James A. Sturtevant

If the Joseph of the Old Testament lived
in modern times, there’s no doubt Oprah, Jerry and Ricky would
all offer him spots on their TV shows. The story of a young man
who is sold into slavery by his brothers and later rises to fame
as an interpreter of dreams and the pharaoh’s advisor, would
be irresistible to them.

Unfortunately, Joseph died several millennia before television
was invented, but two enterprising men of the theater, lyricist
Tim Rice and composer Andrew Lloyd Webber, did realize the dramatic
potential of Joseph’s story and turned it into the highly successful
international hit "Joseph and the Amazing Technicolor Dreamcoat."

This season, the Gallery Players have chosen "Dreamcoat"
for one of their musical presentations. And even those who often
find Webber either bombastic or schmaltzy will find this production,
which is on stage now through Feb. 3, truly amazing.
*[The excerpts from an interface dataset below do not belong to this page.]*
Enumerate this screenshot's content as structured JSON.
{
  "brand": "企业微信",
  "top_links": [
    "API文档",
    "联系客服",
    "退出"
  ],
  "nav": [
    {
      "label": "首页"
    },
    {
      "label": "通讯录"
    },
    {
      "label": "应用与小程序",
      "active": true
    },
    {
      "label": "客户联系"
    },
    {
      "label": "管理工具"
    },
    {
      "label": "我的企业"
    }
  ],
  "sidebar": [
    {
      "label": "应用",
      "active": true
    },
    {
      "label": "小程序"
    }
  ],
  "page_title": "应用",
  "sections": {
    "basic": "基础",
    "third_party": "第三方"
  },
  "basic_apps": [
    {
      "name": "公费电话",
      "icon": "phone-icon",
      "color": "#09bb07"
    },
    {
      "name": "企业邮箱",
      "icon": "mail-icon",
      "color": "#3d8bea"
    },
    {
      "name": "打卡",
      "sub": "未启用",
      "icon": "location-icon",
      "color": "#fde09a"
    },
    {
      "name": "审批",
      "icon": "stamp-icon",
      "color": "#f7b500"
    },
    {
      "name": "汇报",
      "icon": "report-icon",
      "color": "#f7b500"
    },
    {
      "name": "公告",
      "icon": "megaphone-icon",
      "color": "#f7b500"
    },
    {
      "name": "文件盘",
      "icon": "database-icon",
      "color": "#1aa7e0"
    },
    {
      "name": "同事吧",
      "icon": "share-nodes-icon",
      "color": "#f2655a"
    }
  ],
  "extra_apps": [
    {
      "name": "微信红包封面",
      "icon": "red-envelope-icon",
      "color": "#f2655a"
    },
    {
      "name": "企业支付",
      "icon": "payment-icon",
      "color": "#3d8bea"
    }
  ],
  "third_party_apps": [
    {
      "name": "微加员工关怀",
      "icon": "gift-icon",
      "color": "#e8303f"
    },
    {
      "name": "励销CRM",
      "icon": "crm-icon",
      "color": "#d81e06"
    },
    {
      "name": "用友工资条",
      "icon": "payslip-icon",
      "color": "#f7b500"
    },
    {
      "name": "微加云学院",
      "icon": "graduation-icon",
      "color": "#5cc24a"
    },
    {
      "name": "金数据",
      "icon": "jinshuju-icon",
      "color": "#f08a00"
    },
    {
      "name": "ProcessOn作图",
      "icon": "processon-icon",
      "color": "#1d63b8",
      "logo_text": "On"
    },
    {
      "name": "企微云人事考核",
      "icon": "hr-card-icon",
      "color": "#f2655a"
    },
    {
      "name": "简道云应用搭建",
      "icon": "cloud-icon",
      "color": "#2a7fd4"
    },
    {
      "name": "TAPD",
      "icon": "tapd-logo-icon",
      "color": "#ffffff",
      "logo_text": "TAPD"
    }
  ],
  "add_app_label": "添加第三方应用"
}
In the first place, "Dreamcoat" shows off Webber and
Rice at their best. The music is catchy. The dance is colorful.
The well-known plot provides a firm structure but is never intrusive.
And the Gallery Players have found an inventive and exhilarating
director in Anthony King, who in turn has put together a talented
and enthusiastic cast of actors who we can only hope will someday
break a leg on Broadway.

The story of the making of "Dreamcoat" is a miracle
in itself. In 1968, Andrew Lloyd Webber and Tim Rice had been
collaborating for two years, after being brought together by
Webber’s agent Desmond Elliot. They had written a musical and
several songs, but as of yet, none of their projects had been

When the director of the choir at Colet Court School commissioned
a 15-minute work on a vague religious subject, it was not exactly
what they had in mind to launch their partnership, but nonetheless,
they took on the project.

The March 1, 1968 performance at the school was so successful
that Rice and Webber added five minutes of material and a rock
band, and staged the revised show at the Central Hall, Westminster.
Sunday Times critic Derek Jewell saw the show and gave it a favorable

A third production, now 35 minutes long, opened on Nov. 9 at
St. Paul’s Cathedral in London. Around this time, the play was
recorded. When impresario David Land heard the album, he signed
up Webber and Rice to write a full-length play. Under his guidance,
the duo also wrote "Evita" and "Jesus Christ Superstar."

After several more productions in England and an expansion to
90 minutes, the play was brought to New York, where in 1976 it
opened at our own Brooklyn Academy of Music. In 1981, the play
was brought to an East Village theater where it ran for 77 performances
before moving to the Royale Theatre on Broadway on Jan. 27, 1982,
where it ran for 747 performances.

In the Gallery Players’ production, the devil is in the details:
a vain Joseph (Kevin Loreque) ironing his coat of many colors,
the brothers riding mop horses. Costume designer Megan Rhoads
has made a huge contribution in bringing out the tongue-in-cheek
fun of the play. The brothers all wear T-shirts with numbers,
and of course, Joseph’s bears the number "1." At one
point a few brothers wear tutus over their chinos; if you don’t
get it, don’t worry, neither does anyone in the play.

Suzanne Gilad, in a sedate and elegant pantsuit, is the reasoned
narrator with the great voice, who steps in and out of the dancing
and singing with as much gleeful assurance as a kid with a cookie
jar when no one’s at home. She and Joseph appear in almost every
scene, but the play is clearly an ensemble piece depending on
the energy and synergy of the entire cast of brothers and their
wives, and a fair amount of doubling up on roles.

Not surprisingly, the Gallery Players are at their best when
Rice and Webber are at theirs. And, like it or not, the composer
and lyricist are strongest when they imitate and parody very
recognizable musical genres: country and western in "One
More Angel in Heaven," French cabaret in the show-stopping
"Those Canaan Days," you guessed it in "Benjamin
Calypso," and the sidesplitting Elvis imitation performed
by Kyle Redd as the hip-gyrating Pharaoh.

Not least on the list of credits are the musicians – musical
director and pianist Kenneth Gartman and drummer Mary Rodriguez.

If you have $200 to spend on a pair of theater tickets, go to
a Broadway show. But if you’d like to have an evening or afternoon
every bit as exciting and entertaining for $30, take a friend
to see "Joseph and the Amazing Technicolor Dreamcoat"
at the Gallery Players.


"Joseph and the Amazing Technicolor
Dreamcoat" plays through Feb. 3, Fridays and Saturdays at
8 pm, Sundays at 3 pm. Tickets are $15, $12 children under 12
and seniors. The theater is located at 199 14th St. For reservations,
call (718) 595-0547.